The monthly minimum wage will be raised to a net TL17,002 ($578), per month in 2024, Vedat Işıkhan, labour minister, said at a press conference. That is double the rate at the start of this year and a 49 per cent increase from a mid-year adjustment.
“We are pleased to once again fulfil our pledge to prevent our workers from being crushed by inflation,” he said. About a third of the population of 86mn people earn the minimum wage, and other salary rises are determined by the base pay.
A currency crisis in late 2021 sparked Turkey’s worst inflation in a quarter century, and the lira continues to depreciate, losing some 35 per cent of its value against the dollar this year. The cost of food, utilities and rent have all skyrocketed, incurring pain for most Turkish households.
However, higher wages also strongly contribute to pushing up inflation, which reached 62 per cent last month. The central bank was only expecting a peak to be reached in May at 70 per cent, and it may now be forced to continue raising interest rates to cool demand.
The bank has lifted the benchmark interest rate by 34 percentage points since June after President Recep Tayyip Erdoğan was re-elected and appointed a new governor to undo his pre-election economic policies. He had forced the previous bank chief to cut interest rates to single digits to expand the $900bn economy during his election campaign.
In a concession to the fight against inflation, the government has ruled out another increase to the minimum wage before 2025.
Turks are due back at the polls on March 31 to vote for mayors across the country.
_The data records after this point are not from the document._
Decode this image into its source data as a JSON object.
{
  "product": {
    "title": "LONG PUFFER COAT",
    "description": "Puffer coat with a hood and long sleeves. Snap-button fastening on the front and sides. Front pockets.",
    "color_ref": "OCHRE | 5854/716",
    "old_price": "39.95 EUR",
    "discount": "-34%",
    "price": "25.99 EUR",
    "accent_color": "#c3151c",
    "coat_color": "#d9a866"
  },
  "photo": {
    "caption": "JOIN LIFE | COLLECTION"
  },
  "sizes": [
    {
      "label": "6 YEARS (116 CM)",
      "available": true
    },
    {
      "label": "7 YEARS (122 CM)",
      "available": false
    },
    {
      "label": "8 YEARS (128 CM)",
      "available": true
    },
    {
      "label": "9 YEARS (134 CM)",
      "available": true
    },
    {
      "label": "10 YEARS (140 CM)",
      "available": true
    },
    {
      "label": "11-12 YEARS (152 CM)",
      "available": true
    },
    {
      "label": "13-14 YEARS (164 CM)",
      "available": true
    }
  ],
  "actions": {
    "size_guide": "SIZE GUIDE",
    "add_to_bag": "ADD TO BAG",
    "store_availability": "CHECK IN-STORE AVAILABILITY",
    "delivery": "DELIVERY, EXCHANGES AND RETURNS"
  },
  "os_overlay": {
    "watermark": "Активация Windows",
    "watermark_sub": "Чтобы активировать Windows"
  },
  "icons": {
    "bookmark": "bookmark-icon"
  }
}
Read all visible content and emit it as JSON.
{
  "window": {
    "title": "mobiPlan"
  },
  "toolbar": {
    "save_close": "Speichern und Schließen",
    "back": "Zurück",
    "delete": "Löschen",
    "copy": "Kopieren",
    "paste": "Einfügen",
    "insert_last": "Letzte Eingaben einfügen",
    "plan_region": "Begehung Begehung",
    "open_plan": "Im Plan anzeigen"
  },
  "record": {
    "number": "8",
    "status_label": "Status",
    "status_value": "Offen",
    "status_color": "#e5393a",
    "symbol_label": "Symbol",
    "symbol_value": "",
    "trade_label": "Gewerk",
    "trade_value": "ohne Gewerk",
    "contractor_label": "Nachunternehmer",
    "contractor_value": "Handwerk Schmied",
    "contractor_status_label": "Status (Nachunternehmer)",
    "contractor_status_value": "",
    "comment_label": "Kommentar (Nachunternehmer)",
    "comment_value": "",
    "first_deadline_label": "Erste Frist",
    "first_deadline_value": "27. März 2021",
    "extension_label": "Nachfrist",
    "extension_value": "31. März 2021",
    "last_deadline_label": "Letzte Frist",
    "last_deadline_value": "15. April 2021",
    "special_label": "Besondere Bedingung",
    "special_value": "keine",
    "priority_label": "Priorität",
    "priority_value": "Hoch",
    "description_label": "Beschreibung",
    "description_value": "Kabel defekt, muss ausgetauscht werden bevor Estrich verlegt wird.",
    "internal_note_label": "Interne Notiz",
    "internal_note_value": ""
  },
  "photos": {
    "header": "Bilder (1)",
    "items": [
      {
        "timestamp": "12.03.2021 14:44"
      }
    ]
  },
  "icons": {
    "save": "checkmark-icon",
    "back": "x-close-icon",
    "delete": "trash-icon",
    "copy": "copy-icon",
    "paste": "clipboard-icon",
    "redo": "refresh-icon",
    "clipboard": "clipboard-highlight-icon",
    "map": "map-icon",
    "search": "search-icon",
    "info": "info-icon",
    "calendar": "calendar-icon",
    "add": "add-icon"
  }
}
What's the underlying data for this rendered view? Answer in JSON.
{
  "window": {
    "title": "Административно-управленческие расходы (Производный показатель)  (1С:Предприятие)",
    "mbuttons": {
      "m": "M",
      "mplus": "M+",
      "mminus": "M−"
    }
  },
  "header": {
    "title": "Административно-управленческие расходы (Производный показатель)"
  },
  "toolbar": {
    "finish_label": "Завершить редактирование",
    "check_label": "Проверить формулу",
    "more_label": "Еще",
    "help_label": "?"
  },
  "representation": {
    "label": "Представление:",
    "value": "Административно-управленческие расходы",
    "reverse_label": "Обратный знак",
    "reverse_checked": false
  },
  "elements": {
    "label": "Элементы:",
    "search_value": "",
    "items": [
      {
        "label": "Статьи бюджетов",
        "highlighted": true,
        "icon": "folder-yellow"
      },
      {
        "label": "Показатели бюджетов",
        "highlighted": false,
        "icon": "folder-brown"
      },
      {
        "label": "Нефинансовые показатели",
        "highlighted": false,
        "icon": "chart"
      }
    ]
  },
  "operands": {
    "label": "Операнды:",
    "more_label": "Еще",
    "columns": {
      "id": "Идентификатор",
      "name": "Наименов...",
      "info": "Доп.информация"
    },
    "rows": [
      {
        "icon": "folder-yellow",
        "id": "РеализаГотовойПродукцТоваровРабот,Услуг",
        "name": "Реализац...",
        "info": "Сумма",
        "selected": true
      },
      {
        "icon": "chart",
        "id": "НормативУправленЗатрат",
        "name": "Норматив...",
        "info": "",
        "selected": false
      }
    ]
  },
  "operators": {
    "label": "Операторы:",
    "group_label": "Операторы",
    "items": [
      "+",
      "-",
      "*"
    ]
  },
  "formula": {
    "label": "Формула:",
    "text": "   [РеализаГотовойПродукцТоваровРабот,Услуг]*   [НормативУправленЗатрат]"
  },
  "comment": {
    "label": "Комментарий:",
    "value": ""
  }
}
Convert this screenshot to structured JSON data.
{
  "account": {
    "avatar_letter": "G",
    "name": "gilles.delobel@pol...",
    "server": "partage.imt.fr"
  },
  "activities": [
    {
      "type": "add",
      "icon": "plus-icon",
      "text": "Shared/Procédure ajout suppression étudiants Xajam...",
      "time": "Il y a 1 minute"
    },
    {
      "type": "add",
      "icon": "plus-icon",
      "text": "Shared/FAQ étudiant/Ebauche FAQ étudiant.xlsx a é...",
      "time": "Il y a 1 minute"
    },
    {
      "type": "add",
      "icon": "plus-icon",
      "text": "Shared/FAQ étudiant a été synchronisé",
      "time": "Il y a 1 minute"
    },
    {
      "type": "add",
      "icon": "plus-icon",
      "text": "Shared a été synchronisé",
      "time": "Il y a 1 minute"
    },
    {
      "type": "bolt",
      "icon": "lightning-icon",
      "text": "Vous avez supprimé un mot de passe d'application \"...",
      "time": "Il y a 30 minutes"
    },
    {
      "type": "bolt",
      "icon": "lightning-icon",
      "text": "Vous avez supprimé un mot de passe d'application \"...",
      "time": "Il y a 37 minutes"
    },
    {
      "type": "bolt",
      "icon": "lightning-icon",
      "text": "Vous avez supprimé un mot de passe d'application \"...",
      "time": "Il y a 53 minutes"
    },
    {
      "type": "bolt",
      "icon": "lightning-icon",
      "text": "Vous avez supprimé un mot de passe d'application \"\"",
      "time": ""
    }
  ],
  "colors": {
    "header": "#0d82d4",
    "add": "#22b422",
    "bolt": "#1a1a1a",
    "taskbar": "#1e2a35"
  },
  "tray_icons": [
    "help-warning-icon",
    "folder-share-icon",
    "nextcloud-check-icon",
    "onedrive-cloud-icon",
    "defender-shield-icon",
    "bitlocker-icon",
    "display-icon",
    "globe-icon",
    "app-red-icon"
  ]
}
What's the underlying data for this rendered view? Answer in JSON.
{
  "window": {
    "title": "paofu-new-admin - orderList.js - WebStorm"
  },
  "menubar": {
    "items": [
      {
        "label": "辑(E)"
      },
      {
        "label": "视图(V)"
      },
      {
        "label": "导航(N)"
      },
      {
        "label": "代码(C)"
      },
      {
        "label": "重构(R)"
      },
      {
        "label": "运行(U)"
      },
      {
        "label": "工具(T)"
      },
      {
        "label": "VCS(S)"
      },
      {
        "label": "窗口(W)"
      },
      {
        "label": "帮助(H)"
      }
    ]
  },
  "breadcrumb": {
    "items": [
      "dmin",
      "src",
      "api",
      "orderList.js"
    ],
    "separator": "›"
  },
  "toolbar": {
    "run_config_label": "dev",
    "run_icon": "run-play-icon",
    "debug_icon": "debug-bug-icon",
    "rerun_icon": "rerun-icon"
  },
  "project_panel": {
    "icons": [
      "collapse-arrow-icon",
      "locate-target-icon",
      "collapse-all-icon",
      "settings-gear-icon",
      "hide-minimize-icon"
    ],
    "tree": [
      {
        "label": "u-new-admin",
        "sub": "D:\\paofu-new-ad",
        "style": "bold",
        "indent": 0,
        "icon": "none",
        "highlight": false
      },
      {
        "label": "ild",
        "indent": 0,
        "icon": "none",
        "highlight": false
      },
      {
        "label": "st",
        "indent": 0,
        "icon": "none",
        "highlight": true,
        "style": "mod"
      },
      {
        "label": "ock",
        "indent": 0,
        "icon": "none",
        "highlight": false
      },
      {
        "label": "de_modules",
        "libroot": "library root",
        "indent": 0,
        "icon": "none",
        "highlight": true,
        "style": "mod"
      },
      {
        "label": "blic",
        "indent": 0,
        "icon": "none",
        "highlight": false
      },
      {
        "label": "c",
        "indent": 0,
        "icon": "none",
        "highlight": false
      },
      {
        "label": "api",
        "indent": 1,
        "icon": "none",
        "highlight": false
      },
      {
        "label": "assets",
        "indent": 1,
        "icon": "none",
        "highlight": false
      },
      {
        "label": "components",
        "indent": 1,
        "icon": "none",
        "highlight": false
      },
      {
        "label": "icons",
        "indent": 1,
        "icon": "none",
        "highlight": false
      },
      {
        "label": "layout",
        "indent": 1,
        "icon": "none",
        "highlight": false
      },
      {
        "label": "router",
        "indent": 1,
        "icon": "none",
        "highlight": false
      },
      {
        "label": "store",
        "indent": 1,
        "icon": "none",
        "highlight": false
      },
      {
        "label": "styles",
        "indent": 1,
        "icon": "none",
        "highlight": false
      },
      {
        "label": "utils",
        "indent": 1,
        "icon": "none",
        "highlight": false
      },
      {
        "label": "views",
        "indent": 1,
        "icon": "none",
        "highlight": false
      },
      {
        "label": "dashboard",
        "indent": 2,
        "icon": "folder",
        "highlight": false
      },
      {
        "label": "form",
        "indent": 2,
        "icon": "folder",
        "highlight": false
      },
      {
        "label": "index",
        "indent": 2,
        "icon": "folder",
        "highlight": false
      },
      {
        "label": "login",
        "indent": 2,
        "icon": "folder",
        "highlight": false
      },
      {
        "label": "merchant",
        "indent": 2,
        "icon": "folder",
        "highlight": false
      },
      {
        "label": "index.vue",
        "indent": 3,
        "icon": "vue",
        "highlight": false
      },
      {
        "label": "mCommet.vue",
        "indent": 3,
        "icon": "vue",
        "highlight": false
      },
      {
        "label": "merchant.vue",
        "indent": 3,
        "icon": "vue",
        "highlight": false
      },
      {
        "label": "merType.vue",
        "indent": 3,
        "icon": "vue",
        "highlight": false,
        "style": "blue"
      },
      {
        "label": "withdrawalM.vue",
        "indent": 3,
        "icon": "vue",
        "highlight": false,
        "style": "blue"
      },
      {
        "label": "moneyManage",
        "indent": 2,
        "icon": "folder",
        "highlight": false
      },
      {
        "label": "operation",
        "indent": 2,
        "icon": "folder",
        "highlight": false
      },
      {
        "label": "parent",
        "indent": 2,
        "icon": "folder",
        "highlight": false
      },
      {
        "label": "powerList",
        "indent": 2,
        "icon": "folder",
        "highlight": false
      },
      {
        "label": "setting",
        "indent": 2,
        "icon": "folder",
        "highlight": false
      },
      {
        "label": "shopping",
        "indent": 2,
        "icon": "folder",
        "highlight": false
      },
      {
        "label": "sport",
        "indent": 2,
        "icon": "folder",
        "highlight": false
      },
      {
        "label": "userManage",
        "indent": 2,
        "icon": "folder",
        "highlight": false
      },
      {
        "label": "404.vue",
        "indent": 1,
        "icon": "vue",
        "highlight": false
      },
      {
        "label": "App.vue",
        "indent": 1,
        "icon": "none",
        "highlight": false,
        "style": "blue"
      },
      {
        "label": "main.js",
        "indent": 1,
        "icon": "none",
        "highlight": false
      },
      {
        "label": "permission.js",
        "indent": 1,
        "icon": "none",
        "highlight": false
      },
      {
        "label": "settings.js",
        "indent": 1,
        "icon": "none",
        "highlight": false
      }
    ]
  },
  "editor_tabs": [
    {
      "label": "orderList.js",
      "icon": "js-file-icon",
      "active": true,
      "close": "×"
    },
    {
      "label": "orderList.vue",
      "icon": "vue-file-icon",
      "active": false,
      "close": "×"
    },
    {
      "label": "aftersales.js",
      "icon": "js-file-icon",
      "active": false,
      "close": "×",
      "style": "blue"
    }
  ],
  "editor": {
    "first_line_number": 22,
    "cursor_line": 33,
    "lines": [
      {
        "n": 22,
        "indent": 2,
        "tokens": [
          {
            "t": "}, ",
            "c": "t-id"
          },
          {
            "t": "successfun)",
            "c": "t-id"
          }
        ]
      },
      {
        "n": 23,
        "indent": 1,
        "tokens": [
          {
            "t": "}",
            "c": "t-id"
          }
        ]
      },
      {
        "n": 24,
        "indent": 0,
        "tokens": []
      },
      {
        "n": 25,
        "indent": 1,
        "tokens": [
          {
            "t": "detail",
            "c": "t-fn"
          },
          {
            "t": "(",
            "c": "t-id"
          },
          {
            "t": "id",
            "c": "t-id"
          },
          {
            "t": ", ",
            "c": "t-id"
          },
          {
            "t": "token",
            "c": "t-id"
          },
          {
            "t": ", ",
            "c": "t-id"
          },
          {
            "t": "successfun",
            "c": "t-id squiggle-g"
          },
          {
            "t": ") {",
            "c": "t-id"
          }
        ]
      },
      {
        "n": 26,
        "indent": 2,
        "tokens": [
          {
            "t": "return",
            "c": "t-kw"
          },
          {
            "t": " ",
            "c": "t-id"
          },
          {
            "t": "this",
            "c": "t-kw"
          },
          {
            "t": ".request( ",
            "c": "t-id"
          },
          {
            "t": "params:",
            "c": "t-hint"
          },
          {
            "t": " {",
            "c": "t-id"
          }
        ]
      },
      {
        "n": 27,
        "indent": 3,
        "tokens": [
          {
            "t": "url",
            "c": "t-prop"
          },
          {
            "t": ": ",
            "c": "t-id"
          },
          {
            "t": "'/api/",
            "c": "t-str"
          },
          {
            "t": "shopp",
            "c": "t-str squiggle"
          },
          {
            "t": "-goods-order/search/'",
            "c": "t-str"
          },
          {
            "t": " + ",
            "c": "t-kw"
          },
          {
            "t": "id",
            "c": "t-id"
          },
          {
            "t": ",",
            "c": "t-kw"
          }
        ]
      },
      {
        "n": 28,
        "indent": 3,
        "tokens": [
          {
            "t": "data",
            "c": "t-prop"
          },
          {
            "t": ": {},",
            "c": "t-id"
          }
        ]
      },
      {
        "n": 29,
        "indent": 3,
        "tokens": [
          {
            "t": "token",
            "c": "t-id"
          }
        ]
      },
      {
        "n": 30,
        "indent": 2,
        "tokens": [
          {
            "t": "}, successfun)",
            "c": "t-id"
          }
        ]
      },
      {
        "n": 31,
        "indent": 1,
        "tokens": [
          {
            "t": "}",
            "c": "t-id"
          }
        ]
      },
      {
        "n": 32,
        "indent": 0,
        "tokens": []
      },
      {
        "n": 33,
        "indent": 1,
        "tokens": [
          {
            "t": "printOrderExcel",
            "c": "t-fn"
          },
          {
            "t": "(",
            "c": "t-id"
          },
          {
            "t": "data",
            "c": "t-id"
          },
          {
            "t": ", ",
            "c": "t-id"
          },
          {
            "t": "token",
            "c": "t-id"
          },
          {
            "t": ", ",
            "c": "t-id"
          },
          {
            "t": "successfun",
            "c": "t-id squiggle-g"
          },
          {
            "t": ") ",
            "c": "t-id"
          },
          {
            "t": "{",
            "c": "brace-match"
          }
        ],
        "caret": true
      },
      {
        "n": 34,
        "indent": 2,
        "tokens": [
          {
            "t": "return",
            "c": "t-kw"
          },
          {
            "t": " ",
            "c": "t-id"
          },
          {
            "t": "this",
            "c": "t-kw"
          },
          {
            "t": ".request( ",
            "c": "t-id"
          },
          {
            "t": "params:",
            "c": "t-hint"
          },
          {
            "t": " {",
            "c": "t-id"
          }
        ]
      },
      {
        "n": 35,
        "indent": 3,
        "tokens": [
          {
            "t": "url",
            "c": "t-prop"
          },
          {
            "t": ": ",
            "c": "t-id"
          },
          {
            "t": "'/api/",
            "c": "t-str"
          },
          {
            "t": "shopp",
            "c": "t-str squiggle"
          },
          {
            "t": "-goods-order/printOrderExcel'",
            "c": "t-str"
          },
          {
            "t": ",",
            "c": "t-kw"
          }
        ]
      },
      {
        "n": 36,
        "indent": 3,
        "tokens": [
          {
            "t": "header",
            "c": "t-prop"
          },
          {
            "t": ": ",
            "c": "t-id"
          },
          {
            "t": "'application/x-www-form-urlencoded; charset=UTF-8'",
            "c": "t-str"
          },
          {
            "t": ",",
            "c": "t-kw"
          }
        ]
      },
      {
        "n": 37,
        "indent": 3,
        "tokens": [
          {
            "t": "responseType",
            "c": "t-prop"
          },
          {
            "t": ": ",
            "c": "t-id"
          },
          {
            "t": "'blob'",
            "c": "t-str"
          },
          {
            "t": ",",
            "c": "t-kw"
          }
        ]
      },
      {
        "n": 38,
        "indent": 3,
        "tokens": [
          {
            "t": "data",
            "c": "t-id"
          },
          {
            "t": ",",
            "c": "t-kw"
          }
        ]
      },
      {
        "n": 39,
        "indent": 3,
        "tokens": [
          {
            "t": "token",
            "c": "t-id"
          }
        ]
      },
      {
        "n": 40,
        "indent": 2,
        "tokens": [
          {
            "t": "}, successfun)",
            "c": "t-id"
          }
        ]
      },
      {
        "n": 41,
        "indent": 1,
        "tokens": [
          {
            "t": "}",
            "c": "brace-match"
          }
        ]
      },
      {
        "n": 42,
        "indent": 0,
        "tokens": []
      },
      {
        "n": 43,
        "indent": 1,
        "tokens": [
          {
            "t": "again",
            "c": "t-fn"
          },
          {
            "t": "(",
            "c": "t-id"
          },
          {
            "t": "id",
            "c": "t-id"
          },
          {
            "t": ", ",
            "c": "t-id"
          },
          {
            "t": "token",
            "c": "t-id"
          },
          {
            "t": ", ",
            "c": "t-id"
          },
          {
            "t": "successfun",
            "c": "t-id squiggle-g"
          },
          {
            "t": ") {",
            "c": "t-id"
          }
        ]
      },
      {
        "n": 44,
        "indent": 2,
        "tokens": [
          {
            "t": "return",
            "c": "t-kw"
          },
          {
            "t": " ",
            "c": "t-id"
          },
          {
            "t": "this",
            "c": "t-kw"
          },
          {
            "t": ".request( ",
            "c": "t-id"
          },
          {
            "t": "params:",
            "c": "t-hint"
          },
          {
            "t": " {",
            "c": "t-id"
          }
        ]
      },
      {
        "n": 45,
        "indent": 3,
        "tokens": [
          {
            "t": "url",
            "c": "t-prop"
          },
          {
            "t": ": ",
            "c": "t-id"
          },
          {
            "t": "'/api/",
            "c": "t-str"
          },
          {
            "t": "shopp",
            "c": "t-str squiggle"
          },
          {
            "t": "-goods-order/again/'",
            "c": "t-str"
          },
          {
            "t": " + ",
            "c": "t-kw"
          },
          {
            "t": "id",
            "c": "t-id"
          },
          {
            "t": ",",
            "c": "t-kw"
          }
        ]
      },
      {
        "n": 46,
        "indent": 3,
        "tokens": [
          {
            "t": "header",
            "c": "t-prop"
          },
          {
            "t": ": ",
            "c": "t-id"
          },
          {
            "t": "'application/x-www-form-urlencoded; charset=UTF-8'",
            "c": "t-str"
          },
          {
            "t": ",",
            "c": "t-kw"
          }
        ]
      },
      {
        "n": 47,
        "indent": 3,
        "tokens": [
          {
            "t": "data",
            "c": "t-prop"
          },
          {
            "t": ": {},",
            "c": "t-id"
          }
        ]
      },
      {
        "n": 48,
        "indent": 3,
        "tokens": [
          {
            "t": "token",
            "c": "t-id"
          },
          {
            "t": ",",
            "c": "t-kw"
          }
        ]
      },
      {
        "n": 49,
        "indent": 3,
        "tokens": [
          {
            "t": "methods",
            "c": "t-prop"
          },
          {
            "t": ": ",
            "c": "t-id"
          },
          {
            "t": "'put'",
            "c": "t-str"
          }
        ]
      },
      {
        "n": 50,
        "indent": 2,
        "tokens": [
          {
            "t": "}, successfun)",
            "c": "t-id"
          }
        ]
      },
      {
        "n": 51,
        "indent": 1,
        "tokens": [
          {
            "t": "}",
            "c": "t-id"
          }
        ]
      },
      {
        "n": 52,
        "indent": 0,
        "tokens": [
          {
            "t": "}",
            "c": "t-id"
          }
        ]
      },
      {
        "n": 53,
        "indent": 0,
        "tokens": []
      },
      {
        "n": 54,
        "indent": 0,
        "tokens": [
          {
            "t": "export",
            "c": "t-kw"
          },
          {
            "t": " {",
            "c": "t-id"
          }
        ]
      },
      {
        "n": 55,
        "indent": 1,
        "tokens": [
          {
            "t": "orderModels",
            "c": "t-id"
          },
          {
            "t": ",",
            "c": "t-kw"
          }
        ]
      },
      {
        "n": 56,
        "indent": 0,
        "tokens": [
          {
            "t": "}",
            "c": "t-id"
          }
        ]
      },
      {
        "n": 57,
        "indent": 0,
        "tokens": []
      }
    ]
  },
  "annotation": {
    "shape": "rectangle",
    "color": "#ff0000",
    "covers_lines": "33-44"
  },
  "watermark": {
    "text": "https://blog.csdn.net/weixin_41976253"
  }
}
Erdoğan has vowed to retake control of Istanbul, the biggest city, and the capital Ankara from the opposition, building on the momentum of his re-election earlier this year, when he began his third decade at the helm.